March 06, 2011

An Effort to Secure Benefits for a City’s Forgotten Residents

Jay Dunn

Lisa Parsons (left), a case worker, laughs with her client, Vernice Deller, a formerly homeless woman who now has disability benefits, housing, and other services thanks to Ms. Parsons.

As the head of Health & Disability Advocates, Barbara Otto understands exactly how difficult it can be to navigate the complex world of social-service benefits.

“People who are the most vulnerable end up falling through the cracks because they can’t figure out the very system that’s supposed to help them,” says Ms. Otto, who has led the Chicago-based policy and advocacy organization since 1994, two years after its founding.

That conundrum gave Ms. Otto and her staff an idea: What if Health & Disability Advocates figured out a way to get Chicago’s neediest citizens, including homeless and mentally ill residents, the benefits they were entitled to?

Four years ago, the group officially started its SSI Homeless Outreach Project. The concept, modeled on a similar program in Maryland, is disarmingly simple: A case worker seeks out clients around the city who are probably eligible for Social Security benefits but do not receive them.

Lisa Parsons, a lawyer who has worked for the SSI Outreach Project since it was started and is currently its only full-time staff member, spends her days traveling around the Windy City. A recent afternoon found her in Chicago’s Englewood neighborhood at a drop-in homeless shelter, whose case managers had referred her to several potential clients.

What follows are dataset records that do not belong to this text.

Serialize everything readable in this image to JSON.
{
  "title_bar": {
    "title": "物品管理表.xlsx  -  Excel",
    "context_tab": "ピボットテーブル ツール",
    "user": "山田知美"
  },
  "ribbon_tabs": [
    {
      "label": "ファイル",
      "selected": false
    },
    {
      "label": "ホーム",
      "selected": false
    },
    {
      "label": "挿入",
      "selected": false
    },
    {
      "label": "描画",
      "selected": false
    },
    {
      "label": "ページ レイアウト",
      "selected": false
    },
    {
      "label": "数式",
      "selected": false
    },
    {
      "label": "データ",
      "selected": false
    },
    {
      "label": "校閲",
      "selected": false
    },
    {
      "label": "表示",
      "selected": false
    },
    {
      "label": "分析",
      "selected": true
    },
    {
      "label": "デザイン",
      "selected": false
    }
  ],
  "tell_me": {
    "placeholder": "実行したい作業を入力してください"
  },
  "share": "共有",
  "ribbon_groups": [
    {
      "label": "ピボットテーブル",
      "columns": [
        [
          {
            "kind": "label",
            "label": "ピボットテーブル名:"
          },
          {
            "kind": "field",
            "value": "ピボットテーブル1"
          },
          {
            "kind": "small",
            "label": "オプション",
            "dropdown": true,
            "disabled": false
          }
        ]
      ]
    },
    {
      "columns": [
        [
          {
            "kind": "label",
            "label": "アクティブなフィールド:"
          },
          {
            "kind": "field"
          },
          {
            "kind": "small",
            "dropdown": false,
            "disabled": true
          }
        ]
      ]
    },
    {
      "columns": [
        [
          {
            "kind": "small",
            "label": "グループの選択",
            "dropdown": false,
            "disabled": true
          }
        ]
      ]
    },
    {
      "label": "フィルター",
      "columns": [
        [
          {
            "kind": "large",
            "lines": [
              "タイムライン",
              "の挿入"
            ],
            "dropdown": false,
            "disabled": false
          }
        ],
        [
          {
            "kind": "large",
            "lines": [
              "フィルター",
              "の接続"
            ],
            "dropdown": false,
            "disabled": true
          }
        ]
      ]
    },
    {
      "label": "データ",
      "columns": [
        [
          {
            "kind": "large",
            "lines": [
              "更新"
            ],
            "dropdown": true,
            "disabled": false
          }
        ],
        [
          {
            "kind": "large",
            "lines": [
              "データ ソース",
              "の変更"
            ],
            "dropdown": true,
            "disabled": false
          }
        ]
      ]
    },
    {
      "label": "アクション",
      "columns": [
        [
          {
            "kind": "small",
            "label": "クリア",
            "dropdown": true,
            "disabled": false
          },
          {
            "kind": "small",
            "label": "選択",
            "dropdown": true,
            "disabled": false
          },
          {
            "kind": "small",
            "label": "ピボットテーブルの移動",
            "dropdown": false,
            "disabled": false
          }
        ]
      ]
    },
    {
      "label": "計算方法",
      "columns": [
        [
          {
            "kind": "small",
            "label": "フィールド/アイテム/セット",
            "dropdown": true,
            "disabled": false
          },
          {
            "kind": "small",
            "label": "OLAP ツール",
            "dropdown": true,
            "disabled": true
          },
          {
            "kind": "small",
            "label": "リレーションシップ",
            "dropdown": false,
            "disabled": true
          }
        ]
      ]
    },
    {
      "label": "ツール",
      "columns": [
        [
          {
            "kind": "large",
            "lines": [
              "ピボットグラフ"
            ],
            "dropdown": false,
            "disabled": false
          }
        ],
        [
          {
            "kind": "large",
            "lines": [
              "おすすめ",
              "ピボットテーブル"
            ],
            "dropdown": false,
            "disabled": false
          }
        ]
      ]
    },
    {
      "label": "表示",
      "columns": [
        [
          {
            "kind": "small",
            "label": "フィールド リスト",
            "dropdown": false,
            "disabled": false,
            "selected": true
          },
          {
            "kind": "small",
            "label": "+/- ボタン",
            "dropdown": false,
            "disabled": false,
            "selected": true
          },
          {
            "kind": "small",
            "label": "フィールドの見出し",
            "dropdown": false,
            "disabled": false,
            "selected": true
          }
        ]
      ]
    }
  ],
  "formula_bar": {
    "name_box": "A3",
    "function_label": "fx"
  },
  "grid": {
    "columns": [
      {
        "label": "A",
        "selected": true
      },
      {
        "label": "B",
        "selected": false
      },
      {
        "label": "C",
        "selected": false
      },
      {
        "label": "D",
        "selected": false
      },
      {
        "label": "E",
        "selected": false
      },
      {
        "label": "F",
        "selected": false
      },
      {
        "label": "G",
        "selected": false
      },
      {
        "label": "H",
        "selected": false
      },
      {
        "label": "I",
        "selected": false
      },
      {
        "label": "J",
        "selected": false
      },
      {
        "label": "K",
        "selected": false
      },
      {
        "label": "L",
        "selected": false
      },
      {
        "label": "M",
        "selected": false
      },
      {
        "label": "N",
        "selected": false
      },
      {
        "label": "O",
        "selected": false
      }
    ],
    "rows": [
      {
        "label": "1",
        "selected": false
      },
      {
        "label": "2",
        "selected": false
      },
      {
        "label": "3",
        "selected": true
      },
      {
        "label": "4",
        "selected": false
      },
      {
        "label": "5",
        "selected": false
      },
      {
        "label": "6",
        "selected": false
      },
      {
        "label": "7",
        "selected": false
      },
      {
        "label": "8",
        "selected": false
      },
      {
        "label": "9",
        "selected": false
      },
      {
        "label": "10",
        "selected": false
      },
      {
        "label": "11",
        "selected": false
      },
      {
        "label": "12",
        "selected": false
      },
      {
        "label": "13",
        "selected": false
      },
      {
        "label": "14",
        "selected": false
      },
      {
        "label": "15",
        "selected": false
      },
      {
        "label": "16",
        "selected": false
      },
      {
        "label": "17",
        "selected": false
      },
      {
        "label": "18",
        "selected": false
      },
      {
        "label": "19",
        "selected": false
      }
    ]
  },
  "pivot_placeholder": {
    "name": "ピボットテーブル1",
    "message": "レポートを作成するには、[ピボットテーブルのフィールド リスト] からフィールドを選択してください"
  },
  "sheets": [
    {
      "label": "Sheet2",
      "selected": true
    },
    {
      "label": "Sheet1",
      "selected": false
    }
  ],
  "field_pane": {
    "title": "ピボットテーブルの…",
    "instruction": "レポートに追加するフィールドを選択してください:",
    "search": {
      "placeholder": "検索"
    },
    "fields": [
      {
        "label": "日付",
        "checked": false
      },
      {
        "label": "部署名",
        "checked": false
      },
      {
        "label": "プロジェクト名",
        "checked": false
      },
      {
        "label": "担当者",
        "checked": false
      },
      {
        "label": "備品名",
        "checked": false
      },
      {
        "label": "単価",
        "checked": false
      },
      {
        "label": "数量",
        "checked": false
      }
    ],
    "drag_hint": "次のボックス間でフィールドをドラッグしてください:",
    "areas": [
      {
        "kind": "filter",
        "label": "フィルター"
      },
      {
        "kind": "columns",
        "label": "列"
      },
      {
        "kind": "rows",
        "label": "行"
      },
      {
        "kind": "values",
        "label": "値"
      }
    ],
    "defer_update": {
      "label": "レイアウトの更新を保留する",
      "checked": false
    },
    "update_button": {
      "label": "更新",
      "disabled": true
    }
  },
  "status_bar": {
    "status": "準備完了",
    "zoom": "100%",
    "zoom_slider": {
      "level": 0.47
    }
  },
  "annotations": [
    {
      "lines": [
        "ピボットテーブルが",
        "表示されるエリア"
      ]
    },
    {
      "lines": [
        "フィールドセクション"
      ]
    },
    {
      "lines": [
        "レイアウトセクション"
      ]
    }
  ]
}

“Wherever there are people who need our help, that’s where I go,” says Ms. Parsons. “I try to determine if the person has significant psychiatric or physical problems. If the answer is yes, I try to figure out how to get them benefits as soon as possible.”

The process allows Ms. Parsons to gain an intimate understanding of the lives of her clients and the particular problems that plague them. In one recent case, the outreach program successfully won back benefits for a homeless man it had been trying to help for more than a year.

“He was a severe alcoholic, delusional, eating out of trash cans,” notes Ms. Parsons. And somewhere along the line, she says, he had been declared dead by the Social Security Administration: “It could have been due to something as simple as returned mail.” Not only was the man eligible for benefits, but he was owed $100,000.

The outreach project, which has a total annual budget of $222,000, receives money from the City of Chicago as well as from the Field Foundation and Northern Trust Foundation.

In 2009, the most recent year for which data are available, the charity was able to bring in nearly $775,000 in federal benefits for the 238 people seeking help that year.

And while Ms. Parsons takes pride in the success of the outreach project in helping some of Chicago’s neediest residents get housing, medical care, and other support services, it’s a less tangible outcome that she most celebrates.

In another recent case, Ms. Parsons was able to secure benefits for a client in his 40s with a psychiatric disorder who had been on the streets for decades.

“He got the help he needed and he was able to move in with his sister,” says Ms. Parsons. “Sometimes that little intervention is what’s needed to get someone reconnected with their family, with their community.”